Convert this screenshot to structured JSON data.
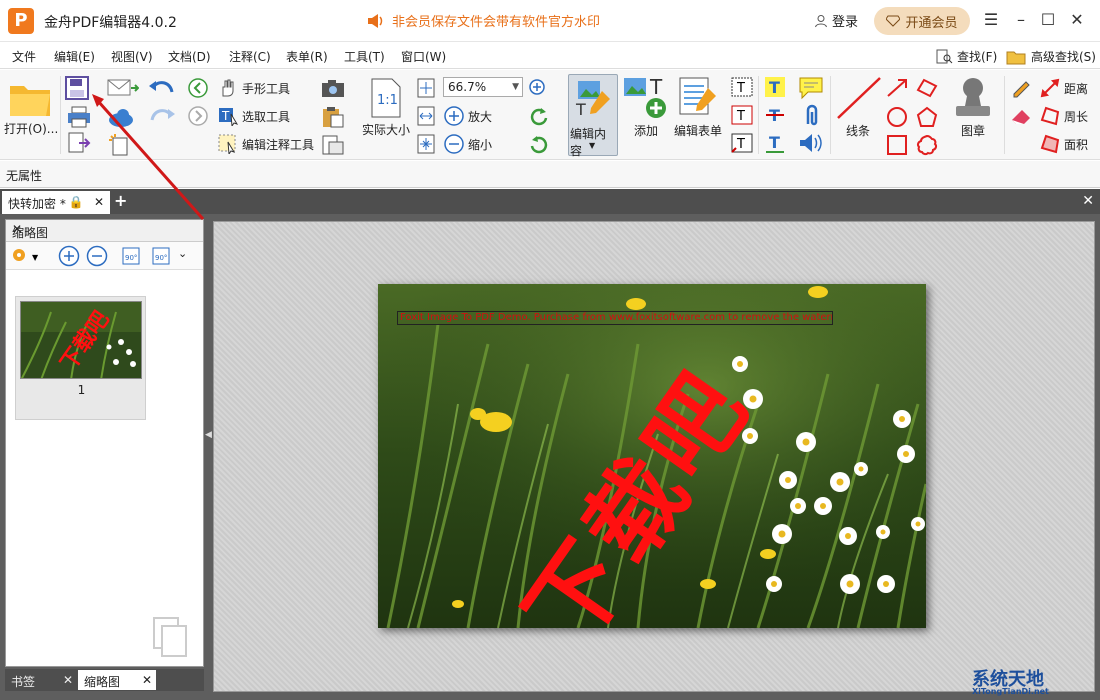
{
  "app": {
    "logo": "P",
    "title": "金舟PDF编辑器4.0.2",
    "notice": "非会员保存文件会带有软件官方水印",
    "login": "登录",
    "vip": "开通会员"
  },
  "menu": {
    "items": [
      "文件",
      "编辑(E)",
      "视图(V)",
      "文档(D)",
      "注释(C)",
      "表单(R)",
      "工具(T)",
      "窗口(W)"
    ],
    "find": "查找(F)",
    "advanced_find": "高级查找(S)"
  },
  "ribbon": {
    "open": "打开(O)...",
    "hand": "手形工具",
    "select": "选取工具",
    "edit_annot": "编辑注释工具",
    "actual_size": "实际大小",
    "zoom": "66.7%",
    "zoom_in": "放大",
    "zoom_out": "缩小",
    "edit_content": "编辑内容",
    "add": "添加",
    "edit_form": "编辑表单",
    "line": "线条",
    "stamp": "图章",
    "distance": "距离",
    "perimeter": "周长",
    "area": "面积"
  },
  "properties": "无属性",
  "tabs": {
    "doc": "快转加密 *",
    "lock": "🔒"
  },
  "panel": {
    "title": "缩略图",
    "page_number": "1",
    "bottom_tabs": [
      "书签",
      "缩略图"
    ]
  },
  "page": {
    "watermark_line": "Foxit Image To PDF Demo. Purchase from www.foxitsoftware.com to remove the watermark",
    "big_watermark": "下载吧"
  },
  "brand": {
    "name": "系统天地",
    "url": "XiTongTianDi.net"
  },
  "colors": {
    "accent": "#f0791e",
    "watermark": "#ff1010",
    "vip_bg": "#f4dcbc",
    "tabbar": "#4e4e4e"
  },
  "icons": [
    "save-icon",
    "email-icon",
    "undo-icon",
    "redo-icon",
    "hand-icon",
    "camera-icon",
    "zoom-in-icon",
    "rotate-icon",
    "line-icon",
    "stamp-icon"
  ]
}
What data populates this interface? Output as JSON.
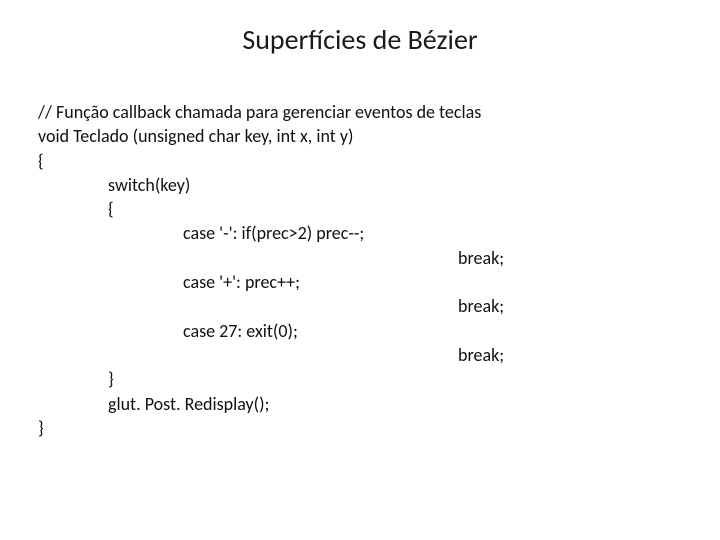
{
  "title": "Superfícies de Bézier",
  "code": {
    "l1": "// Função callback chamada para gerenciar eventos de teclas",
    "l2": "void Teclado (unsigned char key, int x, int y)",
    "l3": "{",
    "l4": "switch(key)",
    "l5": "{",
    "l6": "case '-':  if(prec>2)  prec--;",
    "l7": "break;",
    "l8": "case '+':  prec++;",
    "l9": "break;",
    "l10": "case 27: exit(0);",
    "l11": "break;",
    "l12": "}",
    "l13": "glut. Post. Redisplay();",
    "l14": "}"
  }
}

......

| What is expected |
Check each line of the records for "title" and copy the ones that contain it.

| Exercise response |
    "title": "金舟PDF编辑器4.0.2",
    "title": "缩略图",
  "title": "Superfícies de Bézier",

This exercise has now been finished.